THE NINTH GORDON BENNETT RACE 1920
The first victory of Ernest Demuyter
Start: Birmingham/Alabama/USA, October 23rd 1920
From the Book: Die Gordon Bennett Ballon Rennen
(The Gordon Bennett Races) by Ulrich Hohmann Sr
A break for seven years now came to an end. Four years of World War I had changed a lot in aviation. The balloon had lost supremacy, planes and - much more important than today – airships went out of the war as horrible carrier of bombs but also proved their multiple usability. The balloons, in the war mostly used as survey platforms for attacks by artillery had been shot one by one out of the sky by enemy planes, only tethered balloons, to be used as barriers against planes, seemed to have some future. In Germany, almost 140 balloons had been registered when war began, first in 1921 two new balloons are put to service. Other sorrows were more important, flying balloons was considered to be easily spared. But in other nations as well a lot of discussions rose about flying balloons.
Should the race get a revived Gordon Bennett, the generous sponsor of this event had died on May 14th 1918, aged 77. Of course, his cup from 1906 was not yet finally won. No nation had managed it in the past eight races, to have the winning team three times in a row. This should happen in any case. Ballooning wasn't taken very serious anymore, except by insiders. What do these, almost antediluvian balls, want in the world of progress? Nostalgia was an unknown word in those days. Faster, longer, higher was the slogan. This was proved by the Olympic Games, finishing two month before in Antwerp. Nurmi won three gold- and one silver-medal (10000 m running in 32:45,8; 8000 m cross-country running in 27:15,0; team placing, and silver for 5000 m in 15:00,0), 2606 athletes fought in 154 competitions (at least nine competitions in shooting with military guns!) and then gas balloons fly for the longest distance? This was considered at least as out of date as the tug-of-war, being an Olympic discipline for the last time.

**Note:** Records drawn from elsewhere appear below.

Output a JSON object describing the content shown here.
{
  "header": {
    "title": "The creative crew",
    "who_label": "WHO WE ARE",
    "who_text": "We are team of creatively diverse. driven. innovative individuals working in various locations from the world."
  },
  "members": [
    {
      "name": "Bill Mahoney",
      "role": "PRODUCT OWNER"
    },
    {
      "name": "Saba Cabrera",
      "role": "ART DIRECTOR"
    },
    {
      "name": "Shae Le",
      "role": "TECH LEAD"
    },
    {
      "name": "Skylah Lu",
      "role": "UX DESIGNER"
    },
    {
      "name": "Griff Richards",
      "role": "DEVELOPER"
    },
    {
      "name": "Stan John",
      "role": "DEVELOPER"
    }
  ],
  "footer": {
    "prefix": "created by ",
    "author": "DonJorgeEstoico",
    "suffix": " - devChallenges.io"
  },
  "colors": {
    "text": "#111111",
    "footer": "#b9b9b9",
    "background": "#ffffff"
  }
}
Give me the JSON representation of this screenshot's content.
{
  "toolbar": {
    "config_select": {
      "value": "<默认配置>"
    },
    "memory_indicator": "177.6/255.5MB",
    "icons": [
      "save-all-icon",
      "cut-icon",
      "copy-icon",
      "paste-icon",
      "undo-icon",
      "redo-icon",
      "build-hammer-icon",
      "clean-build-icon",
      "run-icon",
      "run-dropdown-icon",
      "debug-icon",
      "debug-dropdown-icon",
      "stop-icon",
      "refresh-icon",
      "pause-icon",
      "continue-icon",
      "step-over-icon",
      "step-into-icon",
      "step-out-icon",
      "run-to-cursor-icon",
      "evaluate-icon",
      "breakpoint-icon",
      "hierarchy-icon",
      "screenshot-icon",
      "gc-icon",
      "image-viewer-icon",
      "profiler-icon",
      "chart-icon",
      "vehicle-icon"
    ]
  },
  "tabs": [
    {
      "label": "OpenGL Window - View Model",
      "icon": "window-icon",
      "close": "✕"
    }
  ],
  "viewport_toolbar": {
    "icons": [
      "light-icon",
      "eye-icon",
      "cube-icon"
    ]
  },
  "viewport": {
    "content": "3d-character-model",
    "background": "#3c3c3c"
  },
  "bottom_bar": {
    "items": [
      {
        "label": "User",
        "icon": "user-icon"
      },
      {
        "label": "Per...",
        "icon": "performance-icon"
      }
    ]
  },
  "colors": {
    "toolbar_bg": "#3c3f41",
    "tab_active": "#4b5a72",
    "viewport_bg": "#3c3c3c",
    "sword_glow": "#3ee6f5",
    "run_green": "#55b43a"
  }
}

Austria and Germany, guilty for the first World War, were excluded from participation in international sporting events. The F.A.I. had banned both nations from its circle. First in 1927 this decision was withdrawn by the F.A.I., Austria went without participation in Gordon Bennett Races until the year 1931. However, this exclusion was considered to be unfair, but other sorrows were more pressing. The results, seen from today: There are only very few reports about the races of the early 20th in German newspapers. Therefore let's again tell the Belgian Ernest Demuyter, he began this year with a series of victories, bringing to him the reputation as the best pilot of the world for the next 18 years:
So far the report from Ernest Demuyter. His first victory in a Gordon Bennett Coupe was of course celebrated with triumph in Belgium, but the rest of the world did not take much notice of this. Gordon Bennett, well, a reminiscence to the pre-war time, but over soon. The race 1920 was taken so unimportant, that the competitors ranking 8 to 11 can't be discovered in any list of results and the flown distances from rank 3 upwards were not measured or calculated but roughly estimated. Look back, dear reader, 1911 the results were exactly calculated down to ten meters, now rounded up or down to ten kilometres was sufficient. But the high regard of this race should soon change again, the air of a Gordon Bennett Race must not be underestimated.
Not only because the first victory of Ernest Demuyter the race 1920 owns a special place in history. Also, with this race, the internal American competition between the balloons of army and navy on one side and those of the Goodyear Tire and Rubber Company on the other side began. These institutions will use the races in the following years for testing the best and lightest material. Goodyear had created an extra research-department, dealing with the development of the new fabrics. By the way, a victory in a Gordon Bennett Race would have been a good public-relation for all the other products. Also the name of Ward T. van Orman shows up in the list of results for the first time. Aged 26 in 1920, this engineer of the Goodyear company will fly in totally 10 Gordon Bennett Races, finishing four of them as the winner.
Poor Harry E. Honeywell, sent to the race as favourite by the Americans, one has to feel sorry for him. 1912 he became third, 1913 and now 1920 it was "only" enough for the second place. But he had set up a new American record for duration (48:26 h). Demuyter had been much faster in the higher altitude. Flight-duration eight hours less, 16 hours earlier over Detroit, than Medori, Upson and Thompson, who landed there.